North Carolina General Statute Chapter 44A section 24 may make it a crime to issue a false affidavit of payment of subcontractors and suppliers under these circumstances. Unfortunately, given all of the violent crime to deal with, prosecutors typically do not have much time or interest in prosecuting such a crime. There is always a civil action against the general contractor which, however, may be thinly capitalized or may be on the verge of insolvency or bankruptcy.
Civil Fraud Remedy
One remedy available under these circumstances which can carry a powerful consequence is that of a civil fraud claim against the principals of the recalcitrant general contractor. The fraud is based upon the false written representations set forth in the Lien Waiver which were made with the intent that they be relied upon by the new owner, lender and title insurance company and which were in fact reasonably relied upon by those parties.

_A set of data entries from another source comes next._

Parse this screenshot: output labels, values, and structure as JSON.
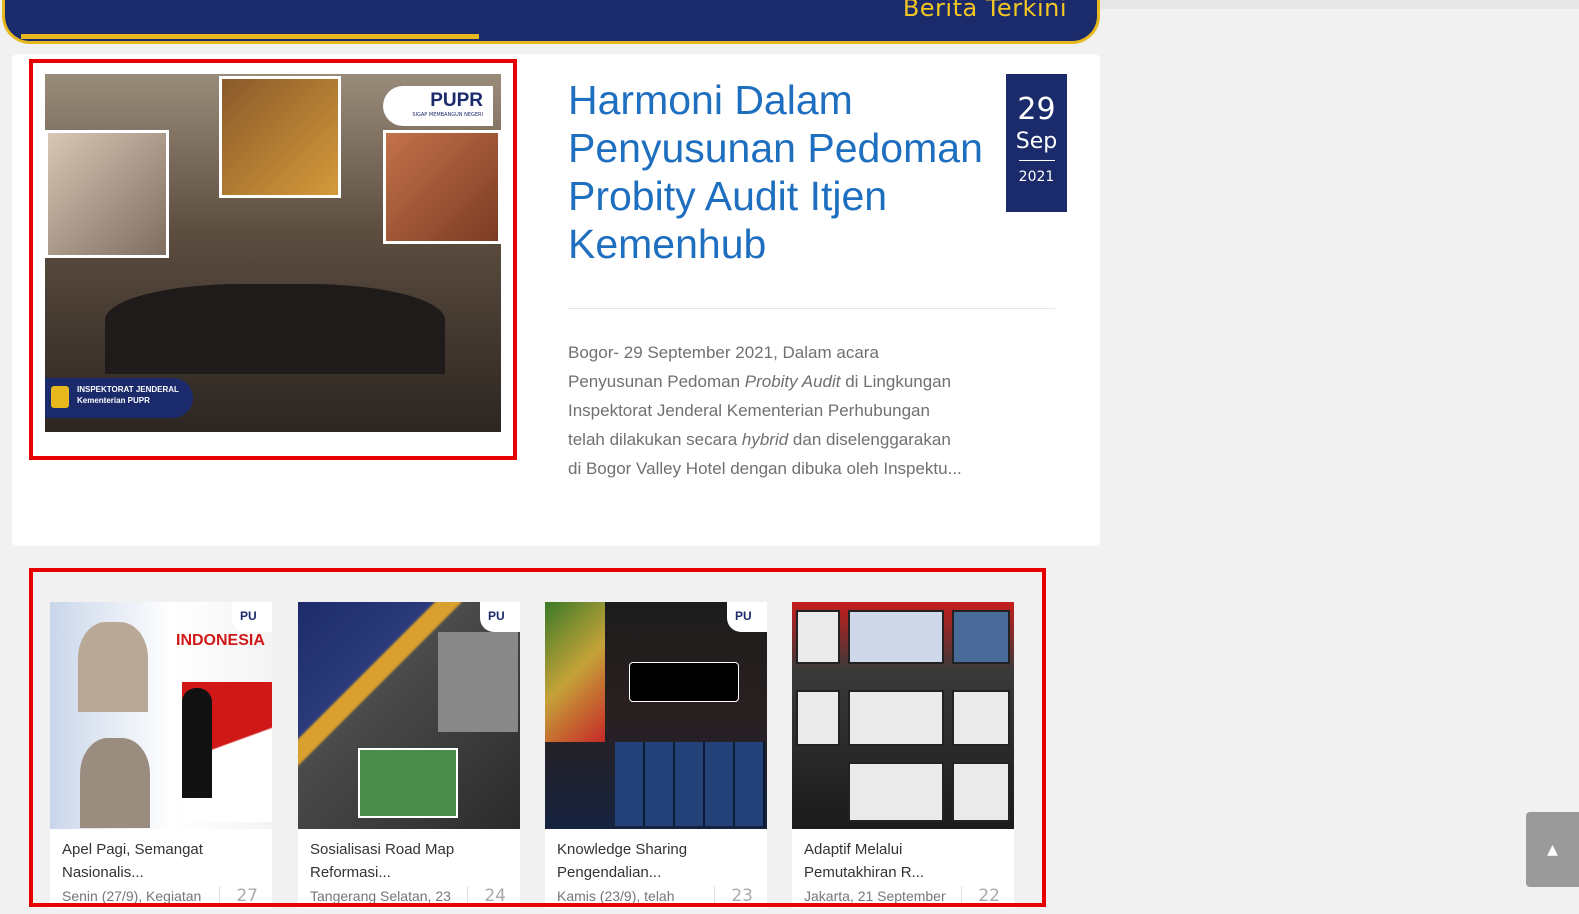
{
  "header": {
    "title": "Berita Terkini",
    "progress": 0.43
  },
  "featured": {
    "title": "Harmoni Dalam Penyusunan Pedoman Probity Audit Itjen Kemenhub",
    "date": {
      "day": "29",
      "month": "Sep",
      "year": "2021"
    },
    "image_badges": {
      "brand": "PUPR",
      "brand_tagline": "SIGAP MEMBANGUN NEGERI",
      "inspektorat_line1": "INSPEKTORAT JENDERAL",
      "inspektorat_line2": "Kementerian PUPR"
    },
    "excerpt": {
      "part1": "Bogor- 29 September 2021, Dalam acara Penyusunan Pedoman ",
      "em1": "Probity Audit",
      "part2": " di Lingkungan Inspektorat Jenderal Kementerian Perhubungan telah dilakukan secara ",
      "em2": "hybrid",
      "part3": " dan diselenggarakan di Bogor Valley Hotel dengan dibuka oleh Inspektu..."
    }
  },
  "cards": [
    {
      "title": "Apel Pagi, Semangat Nasionalis...",
      "meta": "Senin (27/9), Kegiatan",
      "day": "27",
      "thumb_text": "INDONESIA"
    },
    {
      "title": "Sosialisasi Road Map Reformasi...",
      "meta": "Tangerang Selatan, 23",
      "day": "24"
    },
    {
      "title": "Knowledge Sharing Pengendalian...",
      "meta": "Kamis (23/9), telah",
      "day": "23"
    },
    {
      "title": "Adaptif Melalui Pemutakhiran R...",
      "meta": "Jakarta, 21 September",
      "day": "22"
    }
  ],
  "mini_logo": "PU",
  "scroll_top": {
    "icon": "arrow-up-icon",
    "glyph": "▲"
  },
  "colors": {
    "navy": "#1a2a6b",
    "gold": "#e6b81e",
    "title_blue": "#1e6fbf",
    "highlight_red": "#e60000"
  }
}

This fraud is not only committed by the general contractor, but is also committed by the individuals who signed the Lien Waiver. A husband and wife are typically the officers of the small general contractor and one or both will typically sign the Lien Waiver as president and/or secretary. They are personally liable for their own torts even though their employer might also be vicariously liable.
The ability to pursue individual principals directly for fraud is significant. If the principals are husband and wife, they cannot hide behind "tenancy by the entireties" to protect their home from a judgment. Moreover, a fraud claim opens up the possibility of an unfair trade practice claim and treble damages under Chapter 75 along with liability for attorneys. fees.
Many times, small general contractors will attempt to avoid liability for their debts by filing corporate bankruptcy. The corporate bankruptcy generally does not stay a creditor's right to pursue a fraud claim directly against the individual principals.
Even if the individual principals also file bankruptcy, they are still not in the clear. A debt which arises out of fraud is a nondischargeable debt under the United States Bankruptcy Code. In order to obtain a determination of nondischargeability, the creditor must file a complaint in the principals bankruptcy case objecting to their discharge as to the fraud.
It is very disheartening for the principals of a general contractor to put their company into bankruptcy and go into individual bankruptcy only to learn that they cannot get rid of claims which arise out of the fraudulent Lien Waivers they signed.
Contractors should beware of signing false Lien Waivers. It is fraud to do so. We may be seeing a renewed effort by owners, lenders and title insurance companies to hold contractors and subcontractors to the affirmative representations set forth in the Lien Waivers they sign.